So here's to my new beginning. Another one. And only one in the string of many, I am sure. But so far I love my Salt Lake life.

The only thing that would make my life complete here would be a dog.

11 March 2014

‘Everybody Take a Ride on the Peace Train’

Recently I’ve started an internship in Salt Lake, which has been perfectly lovely, but that’s another story for another day. As part of this internship, I commute from Provo to Salt Lake. Rather than drive and get road rage every day, I take the train.

When I was on my mission there was a train I would ride to get into Lisbon. At one point it goes over their version of the Golden Gate Bridge (Ponto 25 de Abril) across the river (Rio Tejo). On one end you could see all of Lisbon unfold before you, cruise ships chilling in the river, the red tile roof standing out against the grimy, old buildings. On the other side was this magnificent, green cliff. Though I loved seeing Lisbon, that cliff was my favorite view of the whole train ride. I would look for it both ways.

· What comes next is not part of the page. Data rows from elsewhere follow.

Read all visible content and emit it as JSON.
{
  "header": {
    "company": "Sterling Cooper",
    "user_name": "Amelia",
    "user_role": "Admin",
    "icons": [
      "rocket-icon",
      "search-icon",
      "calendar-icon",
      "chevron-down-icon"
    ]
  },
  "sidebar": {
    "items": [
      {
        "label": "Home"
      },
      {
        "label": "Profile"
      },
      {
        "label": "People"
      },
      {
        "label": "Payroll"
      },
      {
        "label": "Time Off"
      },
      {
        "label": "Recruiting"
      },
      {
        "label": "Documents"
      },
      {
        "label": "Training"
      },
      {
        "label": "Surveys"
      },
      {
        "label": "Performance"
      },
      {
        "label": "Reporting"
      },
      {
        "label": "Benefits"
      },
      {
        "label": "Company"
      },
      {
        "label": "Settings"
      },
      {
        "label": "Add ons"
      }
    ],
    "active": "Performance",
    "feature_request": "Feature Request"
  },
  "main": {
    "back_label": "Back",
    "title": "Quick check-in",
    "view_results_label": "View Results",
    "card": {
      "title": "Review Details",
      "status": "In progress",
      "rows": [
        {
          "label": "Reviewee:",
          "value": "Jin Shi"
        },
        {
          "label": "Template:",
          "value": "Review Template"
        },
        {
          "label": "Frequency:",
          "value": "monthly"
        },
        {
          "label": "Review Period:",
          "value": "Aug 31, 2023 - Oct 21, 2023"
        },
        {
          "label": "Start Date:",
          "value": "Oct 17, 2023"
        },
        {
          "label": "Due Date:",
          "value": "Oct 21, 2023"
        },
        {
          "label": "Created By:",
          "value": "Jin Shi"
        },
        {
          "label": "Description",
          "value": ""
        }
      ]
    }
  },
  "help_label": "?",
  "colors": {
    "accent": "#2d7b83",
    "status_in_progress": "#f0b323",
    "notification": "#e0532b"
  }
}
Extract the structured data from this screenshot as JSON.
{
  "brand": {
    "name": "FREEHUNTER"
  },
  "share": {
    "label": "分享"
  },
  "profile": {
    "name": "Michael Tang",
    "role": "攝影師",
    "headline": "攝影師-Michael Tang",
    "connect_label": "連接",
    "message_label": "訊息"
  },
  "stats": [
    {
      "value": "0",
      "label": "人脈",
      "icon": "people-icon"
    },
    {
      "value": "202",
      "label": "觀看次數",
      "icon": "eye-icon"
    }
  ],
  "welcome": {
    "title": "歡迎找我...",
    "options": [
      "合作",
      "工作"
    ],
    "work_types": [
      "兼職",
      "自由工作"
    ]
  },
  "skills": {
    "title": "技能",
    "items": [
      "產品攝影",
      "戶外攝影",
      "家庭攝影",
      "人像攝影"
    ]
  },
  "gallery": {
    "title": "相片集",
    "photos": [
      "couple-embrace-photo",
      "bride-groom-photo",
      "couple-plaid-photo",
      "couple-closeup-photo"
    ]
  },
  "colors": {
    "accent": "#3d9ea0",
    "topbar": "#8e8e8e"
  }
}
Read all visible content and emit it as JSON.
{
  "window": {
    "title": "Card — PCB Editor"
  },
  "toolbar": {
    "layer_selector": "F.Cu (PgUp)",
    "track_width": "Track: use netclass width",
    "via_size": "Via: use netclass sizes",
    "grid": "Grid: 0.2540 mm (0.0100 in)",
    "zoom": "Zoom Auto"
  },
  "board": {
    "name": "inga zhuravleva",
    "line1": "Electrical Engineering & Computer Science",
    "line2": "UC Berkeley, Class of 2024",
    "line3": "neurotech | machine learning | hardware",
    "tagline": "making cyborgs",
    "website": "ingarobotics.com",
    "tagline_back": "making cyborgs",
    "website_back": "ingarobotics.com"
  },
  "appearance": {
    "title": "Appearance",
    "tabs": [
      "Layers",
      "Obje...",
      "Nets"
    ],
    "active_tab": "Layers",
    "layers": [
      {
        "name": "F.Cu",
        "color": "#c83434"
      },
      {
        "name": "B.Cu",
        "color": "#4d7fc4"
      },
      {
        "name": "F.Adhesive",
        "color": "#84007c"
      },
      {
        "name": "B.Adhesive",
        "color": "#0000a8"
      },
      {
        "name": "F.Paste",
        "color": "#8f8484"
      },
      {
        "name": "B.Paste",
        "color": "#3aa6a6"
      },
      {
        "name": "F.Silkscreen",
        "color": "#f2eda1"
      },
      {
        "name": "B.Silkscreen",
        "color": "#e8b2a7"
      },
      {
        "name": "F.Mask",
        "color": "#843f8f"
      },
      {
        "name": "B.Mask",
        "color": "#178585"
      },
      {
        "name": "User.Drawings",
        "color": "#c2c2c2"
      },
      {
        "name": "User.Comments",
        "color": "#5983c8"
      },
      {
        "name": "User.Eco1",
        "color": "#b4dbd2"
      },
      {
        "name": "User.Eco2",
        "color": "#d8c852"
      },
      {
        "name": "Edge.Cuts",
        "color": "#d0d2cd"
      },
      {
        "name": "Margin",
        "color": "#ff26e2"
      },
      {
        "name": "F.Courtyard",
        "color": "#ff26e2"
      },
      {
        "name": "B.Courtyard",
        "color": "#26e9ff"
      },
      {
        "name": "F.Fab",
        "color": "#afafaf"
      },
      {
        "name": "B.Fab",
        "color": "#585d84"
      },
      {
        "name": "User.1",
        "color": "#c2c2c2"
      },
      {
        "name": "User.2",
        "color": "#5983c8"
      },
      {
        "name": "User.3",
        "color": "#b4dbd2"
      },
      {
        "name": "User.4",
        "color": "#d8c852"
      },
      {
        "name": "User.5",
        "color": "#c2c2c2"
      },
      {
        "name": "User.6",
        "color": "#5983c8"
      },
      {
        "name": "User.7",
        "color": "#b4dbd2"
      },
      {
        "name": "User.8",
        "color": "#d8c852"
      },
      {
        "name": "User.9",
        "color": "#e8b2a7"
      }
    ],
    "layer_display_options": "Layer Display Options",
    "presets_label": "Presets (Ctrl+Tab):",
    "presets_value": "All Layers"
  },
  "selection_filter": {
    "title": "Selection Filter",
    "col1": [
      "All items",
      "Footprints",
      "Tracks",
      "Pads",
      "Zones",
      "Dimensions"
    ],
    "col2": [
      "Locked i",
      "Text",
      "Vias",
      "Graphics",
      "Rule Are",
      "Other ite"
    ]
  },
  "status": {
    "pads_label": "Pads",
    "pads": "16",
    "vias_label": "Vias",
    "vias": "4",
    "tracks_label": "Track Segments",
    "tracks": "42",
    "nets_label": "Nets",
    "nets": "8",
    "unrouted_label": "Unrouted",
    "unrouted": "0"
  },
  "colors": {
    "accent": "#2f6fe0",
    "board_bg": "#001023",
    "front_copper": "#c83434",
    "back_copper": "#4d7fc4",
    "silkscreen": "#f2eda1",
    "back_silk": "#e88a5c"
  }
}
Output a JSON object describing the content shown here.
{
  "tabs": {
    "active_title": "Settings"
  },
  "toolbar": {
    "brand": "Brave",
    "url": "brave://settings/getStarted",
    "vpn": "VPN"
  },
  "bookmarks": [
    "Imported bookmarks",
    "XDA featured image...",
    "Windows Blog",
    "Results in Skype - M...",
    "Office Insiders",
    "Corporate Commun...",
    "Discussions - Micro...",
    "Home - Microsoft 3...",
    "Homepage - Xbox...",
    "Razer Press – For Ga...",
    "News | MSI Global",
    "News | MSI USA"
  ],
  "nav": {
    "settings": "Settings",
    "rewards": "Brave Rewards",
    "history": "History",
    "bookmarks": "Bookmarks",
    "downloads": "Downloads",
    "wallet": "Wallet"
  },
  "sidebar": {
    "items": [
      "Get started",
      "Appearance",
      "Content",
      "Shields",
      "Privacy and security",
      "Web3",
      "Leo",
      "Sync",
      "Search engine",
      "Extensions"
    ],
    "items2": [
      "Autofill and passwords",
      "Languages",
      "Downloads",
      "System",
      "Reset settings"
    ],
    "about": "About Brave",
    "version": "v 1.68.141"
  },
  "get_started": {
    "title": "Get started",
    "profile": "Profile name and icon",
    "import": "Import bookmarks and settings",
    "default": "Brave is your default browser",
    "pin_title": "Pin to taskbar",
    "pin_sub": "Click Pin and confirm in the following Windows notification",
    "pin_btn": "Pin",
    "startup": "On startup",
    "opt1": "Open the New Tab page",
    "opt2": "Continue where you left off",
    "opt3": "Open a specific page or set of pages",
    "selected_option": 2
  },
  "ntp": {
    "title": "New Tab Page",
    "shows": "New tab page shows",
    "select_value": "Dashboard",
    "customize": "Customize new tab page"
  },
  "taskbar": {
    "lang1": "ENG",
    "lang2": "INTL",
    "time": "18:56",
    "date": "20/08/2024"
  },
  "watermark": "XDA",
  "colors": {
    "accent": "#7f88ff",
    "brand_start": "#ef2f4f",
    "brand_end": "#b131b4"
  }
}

I love the train.

Riding the train is peaceful and perfectly pleasant. Yes, it makes for a longer day. But it’s fine by me. I catch the 6:50 a.m. train and that gives me my most productive time of the day to work on my ominous thesis. It’s quiet (unless there’s a random dude sitting across from me playing back football highlights on his phone sans headphones) and I get to sit by a window and work.

 (I’ve recently discovered how important sitting by windows is to me. I will get as close as possible to a window whenever I need to be productive. As in, I moved away from one of my coworkers on the train just now and sat somewhere right by the window. A bit rude? Perhaps. Healthy for my soul? Absolutely.)

The ride home I work and hope the Internet will cooperate with me. It’s a craps shoot every time.
But without fail riding the train feels like breathing a sigh of relief. The mountains stand ever majestic. The clouds toy with them. The lake glistens in the rising and setting of the sun. I listen to music and bask in the beauty that surrounds me. 

And I am healed. Every time.